What is needed -
The entries below are to be reproduced exactly, with their pictures omitted.

Records -
++++++++++++++++++++
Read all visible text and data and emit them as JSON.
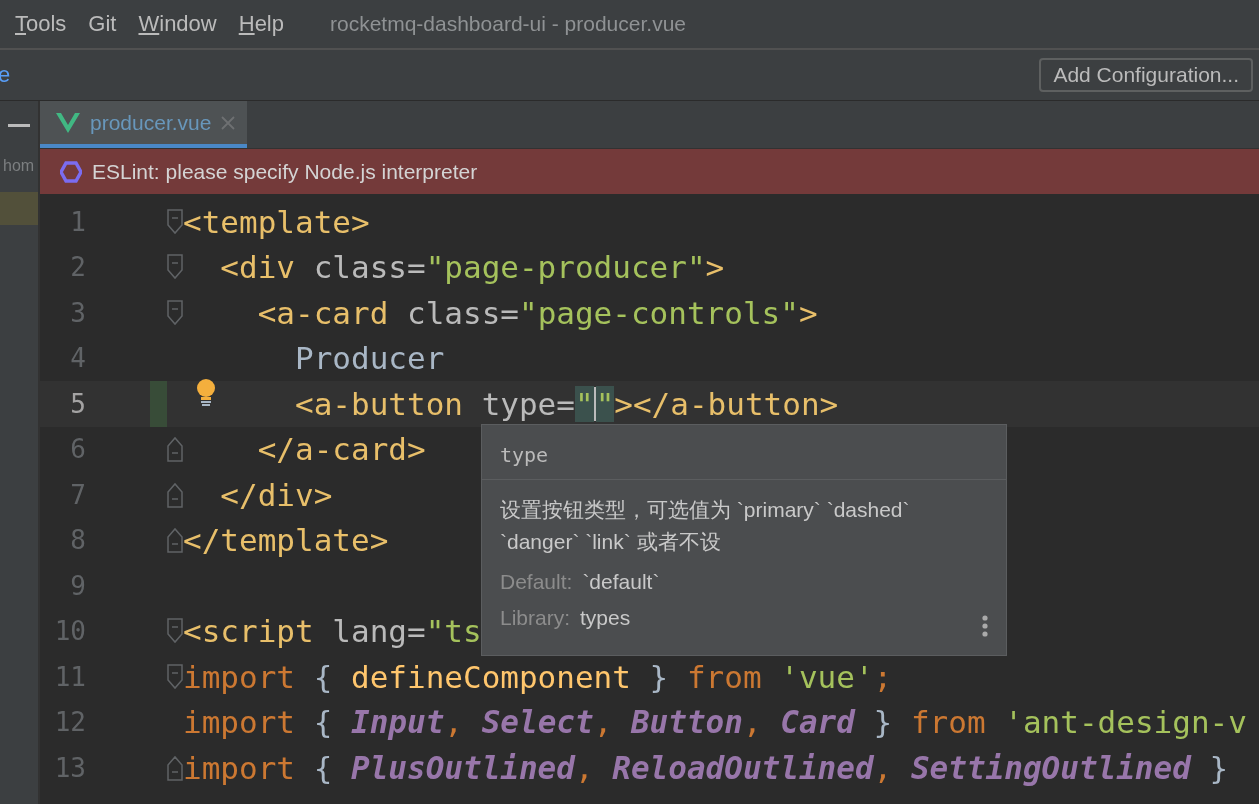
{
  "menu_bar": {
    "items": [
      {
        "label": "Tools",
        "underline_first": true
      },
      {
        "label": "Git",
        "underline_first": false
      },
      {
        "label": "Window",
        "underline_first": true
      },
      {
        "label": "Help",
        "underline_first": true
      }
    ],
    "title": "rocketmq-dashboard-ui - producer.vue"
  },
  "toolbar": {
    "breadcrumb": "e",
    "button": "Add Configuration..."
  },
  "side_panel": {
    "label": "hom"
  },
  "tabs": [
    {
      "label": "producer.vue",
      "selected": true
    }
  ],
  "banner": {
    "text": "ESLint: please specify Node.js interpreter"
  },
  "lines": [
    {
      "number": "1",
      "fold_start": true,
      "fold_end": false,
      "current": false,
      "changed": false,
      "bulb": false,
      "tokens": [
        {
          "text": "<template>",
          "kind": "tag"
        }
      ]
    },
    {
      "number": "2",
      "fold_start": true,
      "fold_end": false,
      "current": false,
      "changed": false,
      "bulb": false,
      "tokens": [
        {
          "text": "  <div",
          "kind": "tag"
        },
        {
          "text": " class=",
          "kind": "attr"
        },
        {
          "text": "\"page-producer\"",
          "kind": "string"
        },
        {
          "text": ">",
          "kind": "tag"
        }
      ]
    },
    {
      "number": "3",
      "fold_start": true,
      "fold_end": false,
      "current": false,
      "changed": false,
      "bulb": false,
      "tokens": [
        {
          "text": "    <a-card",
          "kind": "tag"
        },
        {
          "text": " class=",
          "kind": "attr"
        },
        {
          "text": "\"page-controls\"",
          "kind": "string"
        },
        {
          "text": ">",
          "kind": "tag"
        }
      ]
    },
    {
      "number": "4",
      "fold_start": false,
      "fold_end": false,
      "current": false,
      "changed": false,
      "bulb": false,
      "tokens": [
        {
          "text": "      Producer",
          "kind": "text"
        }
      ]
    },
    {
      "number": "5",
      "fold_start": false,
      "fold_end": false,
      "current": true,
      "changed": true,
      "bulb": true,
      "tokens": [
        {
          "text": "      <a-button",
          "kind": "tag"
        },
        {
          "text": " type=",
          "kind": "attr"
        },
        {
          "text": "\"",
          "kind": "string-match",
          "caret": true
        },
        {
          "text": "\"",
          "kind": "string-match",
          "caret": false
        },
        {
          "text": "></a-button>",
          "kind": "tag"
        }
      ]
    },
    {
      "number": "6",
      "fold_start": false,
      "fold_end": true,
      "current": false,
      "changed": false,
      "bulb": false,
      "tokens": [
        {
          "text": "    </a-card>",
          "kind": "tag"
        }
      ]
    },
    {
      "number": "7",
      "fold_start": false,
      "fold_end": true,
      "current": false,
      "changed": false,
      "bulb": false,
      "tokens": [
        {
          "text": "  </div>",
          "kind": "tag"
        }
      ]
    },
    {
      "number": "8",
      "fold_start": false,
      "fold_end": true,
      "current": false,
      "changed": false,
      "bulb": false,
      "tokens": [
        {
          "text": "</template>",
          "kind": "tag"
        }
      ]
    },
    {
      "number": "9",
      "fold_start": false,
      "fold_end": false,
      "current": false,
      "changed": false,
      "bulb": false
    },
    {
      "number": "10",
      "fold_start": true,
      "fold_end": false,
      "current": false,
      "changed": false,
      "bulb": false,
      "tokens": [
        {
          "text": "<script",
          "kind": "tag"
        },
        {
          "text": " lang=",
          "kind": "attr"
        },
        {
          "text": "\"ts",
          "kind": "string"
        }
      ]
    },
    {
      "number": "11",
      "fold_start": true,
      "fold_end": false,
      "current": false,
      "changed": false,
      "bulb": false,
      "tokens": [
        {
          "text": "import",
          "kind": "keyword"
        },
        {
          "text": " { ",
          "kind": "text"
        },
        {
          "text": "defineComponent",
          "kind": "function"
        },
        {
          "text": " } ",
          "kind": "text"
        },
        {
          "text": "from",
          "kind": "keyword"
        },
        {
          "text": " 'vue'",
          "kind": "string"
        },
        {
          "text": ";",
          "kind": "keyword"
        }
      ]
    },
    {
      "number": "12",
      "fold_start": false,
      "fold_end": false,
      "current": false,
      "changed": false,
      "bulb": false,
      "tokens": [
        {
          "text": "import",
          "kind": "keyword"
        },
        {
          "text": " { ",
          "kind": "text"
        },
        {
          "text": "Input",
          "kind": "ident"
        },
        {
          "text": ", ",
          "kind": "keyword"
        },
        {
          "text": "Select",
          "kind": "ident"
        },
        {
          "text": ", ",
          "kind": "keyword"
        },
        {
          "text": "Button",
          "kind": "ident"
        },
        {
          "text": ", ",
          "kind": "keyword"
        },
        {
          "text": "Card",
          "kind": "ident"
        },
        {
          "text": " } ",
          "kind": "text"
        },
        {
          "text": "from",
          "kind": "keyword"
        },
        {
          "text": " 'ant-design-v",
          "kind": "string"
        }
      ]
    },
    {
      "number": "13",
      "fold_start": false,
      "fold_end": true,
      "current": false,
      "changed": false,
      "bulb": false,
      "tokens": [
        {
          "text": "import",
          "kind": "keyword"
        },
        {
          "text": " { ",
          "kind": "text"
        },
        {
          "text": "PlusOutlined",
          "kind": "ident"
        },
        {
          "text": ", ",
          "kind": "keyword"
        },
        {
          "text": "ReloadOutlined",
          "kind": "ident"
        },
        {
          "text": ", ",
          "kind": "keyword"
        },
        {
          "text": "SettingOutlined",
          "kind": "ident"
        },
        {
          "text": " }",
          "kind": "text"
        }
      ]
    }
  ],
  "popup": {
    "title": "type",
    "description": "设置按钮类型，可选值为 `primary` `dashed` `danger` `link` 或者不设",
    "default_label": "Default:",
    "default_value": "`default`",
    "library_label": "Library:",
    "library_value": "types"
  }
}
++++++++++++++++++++
Expected output -
Read all visible text and data and emit them as JSON.
{
  "menu_bar": {
    "items": [
      {
        "label": "Tools",
        "underline_first": true
      },
      {
        "label": "Git",
        "underline_first": false
      },
      {
        "label": "Window",
        "underline_first": true
      },
      {
        "label": "Help",
        "underline_first": true
      }
    ],
    "title": "rocketmq-dashboard-ui - producer.vue"
  },
  "toolbar": {
    "breadcrumb": "e",
    "button": "Add Configuration..."
  },
  "side_panel": {
    "label": "hom"
  },
  "tabs": [
    {
      "label": "producer.vue",
      "selected": true
    }
  ],
  "banner": {
    "text": "ESLint: please specify Node.js interpreter"
  },
  "lines": [
    {
      "number": "1",
      "fold_start": true,
      "fold_end": false,
      "current": false,
      "changed": false,
      "bulb": false,
      "tokens": [
        {
          "text": "<template>",
          "kind": "tag"
        }
      ]
    },
    {
      "number": "2",
      "fold_start": true,
      "fold_end": false,
      "current": false,
      "changed": false,
      "bulb": false,
      "tokens": [
        {
          "text": "  <div",
          "kind": "tag"
        },
        {
          "text": " class=",
          "kind": "attr"
        },
        {
          "text": "\"page-producer\"",
          "kind": "string"
        },
        {
          "text": ">",
          "kind": "tag"
        }
      ]
    },
    {
      "number": "3",
      "fold_start": true,
      "fold_end": false,
      "current": false,
      "changed": false,
      "bulb": false,
      "tokens": [
        {
          "text": "    <a-card",
          "kind": "tag"
        },
        {
          "text": " class=",
          "kind": "attr"
        },
        {
          "text": "\"page-controls\"",
          "kind": "string"
        },
        {
          "text": ">",
          "kind": "tag"
        }
      ]
    },
    {
      "number": "4",
      "fold_start": false,
      "fold_end": false,
      "current": false,
      "changed": false,
      "bulb": false,
      "tokens": [
        {
          "text": "      Producer",
          "kind": "text"
        }
      ]
    },
    {
      "number": "5",
      "fold_start": false,
      "fold_end": false,
      "current": true,
      "changed": true,
      "bulb": true,
      "tokens": [
        {
          "text": "      <a-button",
          "kind": "tag"
        },
        {
          "text": " type=",
          "kind": "attr"
        },
        {
          "text": "\"",
          "kind": "string-match",
          "caret": true
        },
        {
          "text": "\"",
          "kind": "string-match",
          "caret": false
        },
        {
          "text": "></a-button>",
          "kind": "tag"
        }
      ]
    },
    {
      "number": "6",
      "fold_start": false,
      "fold_end": true,
      "current": false,
      "changed": false,
      "bulb": false,
      "tokens": [
        {
          "text": "    </a-card>",
          "kind": "tag"
        }
      ]
    },
    {
      "number": "7",
      "fold_start": false,
      "fold_end": true,
      "current": false,
      "changed": false,
      "bulb": false,
      "tokens": [
        {
          "text": "  </div>",
          "kind": "tag"
        }
      ]
    },
    {
      "number": "8",
      "fold_start": false,
      "fold_end": true,
      "current": false,
      "changed": false,
      "bulb": false,
      "tokens": [
        {
          "text": "</template>",
          "kind": "tag"
        }
      ]
    },
    {
      "number": "9",
      "fold_start": false,
      "fold_end": false,
      "current": false,
      "changed": false,
      "bulb": false
    },
    {
      "number": "10",
      "fold_start": true,
      "fold_end": false,
      "current": false,
      "changed": false,
      "bulb": false,
      "tokens": [
        {
          "text": "<script",
          "kind": "tag"
        },
        {
          "text": " lang=",
          "kind": "attr"
        },
        {
          "text": "\"ts",
          "kind": "string"
        }
      ]
    },
    {
      "number": "11",
      "fold_start": true,
      "fold_end": false,
      "current": false,
      "changed": false,
      "bulb": false,
      "tokens": [
        {
          "text": "import",
          "kind": "keyword"
        },
        {
          "text": " { ",
          "kind": "text"
        },
        {
          "text": "defineComponent",
          "kind": "function"
        },
        {
          "text": " } ",
          "kind": "text"
        },
        {
          "text": "from",
          "kind": "keyword"
        },
        {
          "text": " 'vue'",
          "kind": "string"
        },
        {
          "text": ";",
          "kind": "keyword"
        }
      ]
    },
    {
      "number": "12",
      "fold_start": false,
      "fold_end": false,
      "current": false,
      "changed": false,
      "bulb": false,
      "tokens": [
        {
          "text": "import",
          "kind": "keyword"
        },
        {
          "text": " { ",
          "kind": "text"
        },
        {
          "text": "Input",
          "kind": "ident"
        },
        {
          "text": ", ",
          "kind": "keyword"
        },
        {
          "text": "Select",
          "kind": "ident"
        },
        {
          "text": ", ",
          "kind": "keyword"
        },
        {
          "text": "Button",
          "kind": "ident"
        },
        {
          "text": ", ",
          "kind": "keyword"
        },
        {
          "text": "Card",
          "kind": "ident"
        },
        {
          "text": " } ",
          "kind": "text"
        },
        {
          "text": "from",
          "kind": "keyword"
        },
        {
          "text": " 'ant-design-v",
          "kind": "string"
        }
      ]
    },
    {
      "number": "13",
      "fold_start": false,
      "fold_end": true,
      "current": false,
      "changed": false,
      "bulb": false,
      "tokens": [
        {
          "text": "import",
          "kind": "keyword"
        },
        {
          "text": " { ",
          "kind": "text"
        },
        {
          "text": "PlusOutlined",
          "kind": "ident"
        },
        {
          "text": ", ",
          "kind": "keyword"
        },
        {
          "text": "ReloadOutlined",
          "kind": "ident"
        },
        {
          "text": ", ",
          "kind": "keyword"
        },
        {
          "text": "SettingOutlined",
          "kind": "ident"
        },
        {
          "text": " }",
          "kind": "text"
        }
      ]
    }
  ],
  "popup": {
    "title": "type",
    "description": "设置按钮类型，可选值为 `primary` `dashed` `danger` `link` 或者不设",
    "default_label": "Default:",
    "default_value": "`default`",
    "library_label": "Library:",
    "library_value": "types"
  }
}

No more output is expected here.